By Mustafa Andaleb
GHAZNI, Afghanistan (Reuters) – Clashes have broken out between Taliban militants and government forces in Afghanistan forcing some civilians to flee from their homes near the city of Ghazni, which the insurgents stormed this month, officials said on Friday.
The Taliban raided three villages on the outskirts of Ghazni late on Thursday, destroying some newly built checkpoints and cutting off power to some parts of the city.
Provincial police chief Farid Mashal said government forces counter-attacked to block the insurgents from approaching the city.
“We were swift to push the Taliban out of the villages, but many civilians fled to neighbouring villages fearing the fighters could kill them,” said Mashal. He said there were no reports of casualties.

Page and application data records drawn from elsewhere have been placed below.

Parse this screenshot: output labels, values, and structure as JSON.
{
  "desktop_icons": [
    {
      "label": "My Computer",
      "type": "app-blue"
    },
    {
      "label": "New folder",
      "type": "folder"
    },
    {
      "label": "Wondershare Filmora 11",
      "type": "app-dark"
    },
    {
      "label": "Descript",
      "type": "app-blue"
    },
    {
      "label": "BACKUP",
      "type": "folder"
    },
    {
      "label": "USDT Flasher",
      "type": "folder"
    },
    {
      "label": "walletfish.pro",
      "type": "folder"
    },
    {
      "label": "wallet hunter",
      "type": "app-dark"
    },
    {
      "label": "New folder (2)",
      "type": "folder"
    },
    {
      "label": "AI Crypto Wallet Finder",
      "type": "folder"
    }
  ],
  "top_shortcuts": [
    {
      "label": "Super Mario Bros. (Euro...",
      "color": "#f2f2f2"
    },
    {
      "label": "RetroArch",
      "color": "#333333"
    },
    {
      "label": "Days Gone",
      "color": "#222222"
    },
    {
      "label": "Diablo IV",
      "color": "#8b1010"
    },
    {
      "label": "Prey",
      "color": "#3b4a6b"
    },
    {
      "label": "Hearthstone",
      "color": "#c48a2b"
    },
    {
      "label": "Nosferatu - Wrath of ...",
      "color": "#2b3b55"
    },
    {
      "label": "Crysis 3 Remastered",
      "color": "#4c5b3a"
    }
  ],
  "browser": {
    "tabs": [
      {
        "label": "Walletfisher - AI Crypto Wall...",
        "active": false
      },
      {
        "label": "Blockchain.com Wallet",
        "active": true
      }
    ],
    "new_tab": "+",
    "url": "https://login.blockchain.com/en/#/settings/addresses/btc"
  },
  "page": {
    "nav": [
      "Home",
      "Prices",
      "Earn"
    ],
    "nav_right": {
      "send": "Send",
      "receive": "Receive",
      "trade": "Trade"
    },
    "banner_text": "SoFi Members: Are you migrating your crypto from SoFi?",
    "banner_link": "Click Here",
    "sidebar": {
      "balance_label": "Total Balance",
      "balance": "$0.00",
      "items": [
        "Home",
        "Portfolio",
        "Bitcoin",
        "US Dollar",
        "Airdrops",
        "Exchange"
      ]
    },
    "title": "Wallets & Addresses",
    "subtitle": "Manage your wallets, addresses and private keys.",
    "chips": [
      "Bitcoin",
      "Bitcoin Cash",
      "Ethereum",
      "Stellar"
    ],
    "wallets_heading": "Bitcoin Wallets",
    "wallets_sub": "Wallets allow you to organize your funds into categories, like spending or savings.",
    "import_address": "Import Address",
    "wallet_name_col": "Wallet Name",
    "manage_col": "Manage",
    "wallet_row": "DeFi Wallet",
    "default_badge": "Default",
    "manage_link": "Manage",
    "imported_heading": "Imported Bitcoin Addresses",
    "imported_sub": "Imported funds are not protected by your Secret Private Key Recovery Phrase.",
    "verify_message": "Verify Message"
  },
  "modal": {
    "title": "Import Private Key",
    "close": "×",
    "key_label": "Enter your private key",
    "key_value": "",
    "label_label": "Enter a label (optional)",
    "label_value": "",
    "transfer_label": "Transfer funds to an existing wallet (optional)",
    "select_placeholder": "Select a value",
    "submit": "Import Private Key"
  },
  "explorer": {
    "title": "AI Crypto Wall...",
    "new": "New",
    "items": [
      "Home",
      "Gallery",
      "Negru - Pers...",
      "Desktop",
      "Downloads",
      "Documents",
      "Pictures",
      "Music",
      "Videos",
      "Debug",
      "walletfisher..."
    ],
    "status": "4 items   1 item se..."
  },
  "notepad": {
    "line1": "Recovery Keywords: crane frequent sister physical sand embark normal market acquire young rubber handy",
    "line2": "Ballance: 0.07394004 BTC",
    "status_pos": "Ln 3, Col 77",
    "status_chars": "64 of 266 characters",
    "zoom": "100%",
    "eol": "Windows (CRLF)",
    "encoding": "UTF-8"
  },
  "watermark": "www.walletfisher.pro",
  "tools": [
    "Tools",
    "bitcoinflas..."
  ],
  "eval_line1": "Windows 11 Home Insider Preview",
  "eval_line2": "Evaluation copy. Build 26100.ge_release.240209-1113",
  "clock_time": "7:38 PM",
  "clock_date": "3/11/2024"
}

More than 1,000 Taliban fighters assaulted the city, 150 km (95 miles) southwest of Kabul, on the main road to southern Afghanistan, this month killing at least 150 soldiers and 95 civilians.
Militants roamed the city for four days, destroying communications towers and cutting power and water supplies before government forces regained control with the help of U.S. air strikes.
The government and international aid agencies have been struggling to restore services in the city over recent days.
The latest clashes came days after President Ashraf Ghani offered the Taliban a three-month ceasefire but the insurgents rejected it, two senior militant commanders said, and vowed to maintain their attacks on the government and its foreign allies.
Repeated assaults on Ghazni has exposed the fragile grip Ghani’s Western-backed government has on security and its apparent inability to prevent large-scale militant attacks.
Ghani has ordered an investigation into the attacks and announced disbursement of $20 million for immediate relief and reconstruction process.
The Taliban are fighting to expel foreign forces, defeat the government and impose their version of Islamist rule.
Taliban spokesman Zabiullah Mujahid said on Friday the militants had not given up any ground during recent clashes.
“Even more areas have been liberated from the grip of occupation,” he said in a statement.
(Additional reporting Jibran Ahmad, writing by Rupam Jain, Editing by Robert Birsel)